Saved entries
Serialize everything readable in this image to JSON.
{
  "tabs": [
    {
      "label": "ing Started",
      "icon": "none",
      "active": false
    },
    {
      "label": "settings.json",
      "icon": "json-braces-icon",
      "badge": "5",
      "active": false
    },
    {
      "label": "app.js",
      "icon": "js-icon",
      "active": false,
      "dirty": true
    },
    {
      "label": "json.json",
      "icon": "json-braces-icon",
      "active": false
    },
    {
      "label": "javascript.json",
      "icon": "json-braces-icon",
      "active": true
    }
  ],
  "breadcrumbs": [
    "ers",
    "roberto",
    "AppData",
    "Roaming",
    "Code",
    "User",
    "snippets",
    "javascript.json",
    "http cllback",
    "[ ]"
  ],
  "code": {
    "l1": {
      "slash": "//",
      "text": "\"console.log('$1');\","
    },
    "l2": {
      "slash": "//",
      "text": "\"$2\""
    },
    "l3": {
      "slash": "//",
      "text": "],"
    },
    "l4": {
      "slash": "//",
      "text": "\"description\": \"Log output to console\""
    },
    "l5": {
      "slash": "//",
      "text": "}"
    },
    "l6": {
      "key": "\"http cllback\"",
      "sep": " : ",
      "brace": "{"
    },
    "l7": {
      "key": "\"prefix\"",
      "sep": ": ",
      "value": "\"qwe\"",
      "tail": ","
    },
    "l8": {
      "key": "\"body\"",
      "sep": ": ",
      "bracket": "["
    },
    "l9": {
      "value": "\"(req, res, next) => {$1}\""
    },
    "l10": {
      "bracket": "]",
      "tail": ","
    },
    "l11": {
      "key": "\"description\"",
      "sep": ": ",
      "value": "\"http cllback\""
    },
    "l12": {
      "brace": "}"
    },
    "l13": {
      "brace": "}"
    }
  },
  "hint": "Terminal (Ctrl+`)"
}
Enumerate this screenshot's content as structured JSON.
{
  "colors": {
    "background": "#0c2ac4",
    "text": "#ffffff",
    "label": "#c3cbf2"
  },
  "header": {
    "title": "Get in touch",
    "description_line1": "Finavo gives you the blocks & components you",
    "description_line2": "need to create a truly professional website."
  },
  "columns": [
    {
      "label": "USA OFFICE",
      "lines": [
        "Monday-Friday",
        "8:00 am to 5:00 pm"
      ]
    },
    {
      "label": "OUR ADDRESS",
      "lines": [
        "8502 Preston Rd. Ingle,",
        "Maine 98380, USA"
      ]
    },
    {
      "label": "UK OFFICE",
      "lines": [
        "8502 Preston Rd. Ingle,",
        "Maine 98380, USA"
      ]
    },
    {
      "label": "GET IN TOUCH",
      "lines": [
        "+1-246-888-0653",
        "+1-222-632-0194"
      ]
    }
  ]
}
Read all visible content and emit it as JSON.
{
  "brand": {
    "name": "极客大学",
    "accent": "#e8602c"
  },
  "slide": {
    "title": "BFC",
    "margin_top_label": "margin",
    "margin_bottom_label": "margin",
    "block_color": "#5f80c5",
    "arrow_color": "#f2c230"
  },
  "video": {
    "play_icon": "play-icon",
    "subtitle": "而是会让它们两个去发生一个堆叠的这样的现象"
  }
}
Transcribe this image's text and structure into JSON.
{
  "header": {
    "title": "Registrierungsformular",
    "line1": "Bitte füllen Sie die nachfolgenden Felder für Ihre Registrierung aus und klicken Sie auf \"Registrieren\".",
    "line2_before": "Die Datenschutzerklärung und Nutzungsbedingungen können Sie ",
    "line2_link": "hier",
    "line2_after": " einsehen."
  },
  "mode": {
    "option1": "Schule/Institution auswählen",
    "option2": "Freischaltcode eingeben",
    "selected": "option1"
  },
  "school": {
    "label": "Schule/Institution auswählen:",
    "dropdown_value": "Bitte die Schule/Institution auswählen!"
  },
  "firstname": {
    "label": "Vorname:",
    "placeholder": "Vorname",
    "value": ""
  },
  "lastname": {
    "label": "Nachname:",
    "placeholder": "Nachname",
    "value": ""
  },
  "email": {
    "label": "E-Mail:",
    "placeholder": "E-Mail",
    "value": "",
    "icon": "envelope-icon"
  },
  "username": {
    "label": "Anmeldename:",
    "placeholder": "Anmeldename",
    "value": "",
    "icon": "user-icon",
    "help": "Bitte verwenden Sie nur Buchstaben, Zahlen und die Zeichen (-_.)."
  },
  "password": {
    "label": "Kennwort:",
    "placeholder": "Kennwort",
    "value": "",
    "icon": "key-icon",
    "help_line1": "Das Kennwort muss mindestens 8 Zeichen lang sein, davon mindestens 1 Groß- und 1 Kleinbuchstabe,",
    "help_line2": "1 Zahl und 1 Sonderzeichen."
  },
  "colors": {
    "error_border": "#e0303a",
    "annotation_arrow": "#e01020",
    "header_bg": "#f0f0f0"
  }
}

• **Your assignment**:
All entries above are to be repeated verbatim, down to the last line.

• **Solution to this problem**:
Serialize everything readable in this image to JSON.
{
  "tabs": [
    {
      "label": "ing Started",
      "icon": "none",
      "active": false
    },
    {
      "label": "settings.json",
      "icon": "json-braces-icon",
      "badge": "5",
      "active": false
    },
    {
      "label": "app.js",
      "icon": "js-icon",
      "active": false,
      "dirty": true
    },
    {
      "label": "json.json",
      "icon": "json-braces-icon",
      "active": false
    },
    {
      "label": "javascript.json",
      "icon": "json-braces-icon",
      "active": true
    }
  ],
  "breadcrumbs": [
    "ers",
    "roberto",
    "AppData",
    "Roaming",
    "Code",
    "User",
    "snippets",
    "javascript.json",
    "http cllback",
    "[ ]"
  ],
  "code": {
    "l1": {
      "slash": "//",
      "text": "\"console.log('$1');\","
    },
    "l2": {
      "slash": "//",
      "text": "\"$2\""
    },
    "l3": {
      "slash": "//",
      "text": "],"
    },
    "l4": {
      "slash": "//",
      "text": "\"description\": \"Log output to console\""
    },
    "l5": {
      "slash": "//",
      "text": "}"
    },
    "l6": {
      "key": "\"http cllback\"",
      "sep": " : ",
      "brace": "{"
    },
    "l7": {
      "key": "\"prefix\"",
      "sep": ": ",
      "value": "\"qwe\"",
      "tail": ","
    },
    "l8": {
      "key": "\"body\"",
      "sep": ": ",
      "bracket": "["
    },
    "l9": {
      "value": "\"(req, res, next) => {$1}\""
    },
    "l10": {
      "bracket": "]",
      "tail": ","
    },
    "l11": {
      "key": "\"description\"",
      "sep": ": ",
      "value": "\"http cllback\""
    },
    "l12": {
      "brace": "}"
    },
    "l13": {
      "brace": "}"
    }
  },
  "hint": "Terminal (Ctrl+`)"
}
Enumerate this screenshot's content as structured JSON.
{
  "colors": {
    "background": "#0c2ac4",
    "text": "#ffffff",
    "label": "#c3cbf2"
  },
  "header": {
    "title": "Get in touch",
    "description_line1": "Finavo gives you the blocks & components you",
    "description_line2": "need to create a truly professional website."
  },
  "columns": [
    {
      "label": "USA OFFICE",
      "lines": [
        "Monday-Friday",
        "8:00 am to 5:00 pm"
      ]
    },
    {
      "label": "OUR ADDRESS",
      "lines": [
        "8502 Preston Rd. Ingle,",
        "Maine 98380, USA"
      ]
    },
    {
      "label": "UK OFFICE",
      "lines": [
        "8502 Preston Rd. Ingle,",
        "Maine 98380, USA"
      ]
    },
    {
      "label": "GET IN TOUCH",
      "lines": [
        "+1-246-888-0653",
        "+1-222-632-0194"
      ]
    }
  ]
}
Read all visible content and emit it as JSON.
{
  "brand": {
    "name": "极客大学",
    "accent": "#e8602c"
  },
  "slide": {
    "title": "BFC",
    "margin_top_label": "margin",
    "margin_bottom_label": "margin",
    "block_color": "#5f80c5",
    "arrow_color": "#f2c230"
  },
  "video": {
    "play_icon": "play-icon",
    "subtitle": "而是会让它们两个去发生一个堆叠的这样的现象"
  }
}
Transcribe this image's text and structure into JSON.
{
  "header": {
    "title": "Registrierungsformular",
    "line1": "Bitte füllen Sie die nachfolgenden Felder für Ihre Registrierung aus und klicken Sie auf \"Registrieren\".",
    "line2_before": "Die Datenschutzerklärung und Nutzungsbedingungen können Sie ",
    "line2_link": "hier",
    "line2_after": " einsehen."
  },
  "mode": {
    "option1": "Schule/Institution auswählen",
    "option2": "Freischaltcode eingeben",
    "selected": "option1"
  },
  "school": {
    "label": "Schule/Institution auswählen:",
    "dropdown_value": "Bitte die Schule/Institution auswählen!"
  },
  "firstname": {
    "label": "Vorname:",
    "placeholder": "Vorname",
    "value": ""
  },
  "lastname": {
    "label": "Nachname:",
    "placeholder": "Nachname",
    "value": ""
  },
  "email": {
    "label": "E-Mail:",
    "placeholder": "E-Mail",
    "value": "",
    "icon": "envelope-icon"
  },
  "username": {
    "label": "Anmeldename:",
    "placeholder": "Anmeldename",
    "value": "",
    "icon": "user-icon",
    "help": "Bitte verwenden Sie nur Buchstaben, Zahlen und die Zeichen (-_.)."
  },
  "password": {
    "label": "Kennwort:",
    "placeholder": "Kennwort",
    "value": "",
    "icon": "key-icon",
    "help_line1": "Das Kennwort muss mindestens 8 Zeichen lang sein, davon mindestens 1 Groß- und 1 Kleinbuchstabe,",
    "help_line2": "1 Zahl und 1 Sonderzeichen."
  },
  "colors": {
    "error_border": "#e0303a",
    "annotation_arrow": "#e01020",
    "header_bg": "#f0f0f0"
  }
}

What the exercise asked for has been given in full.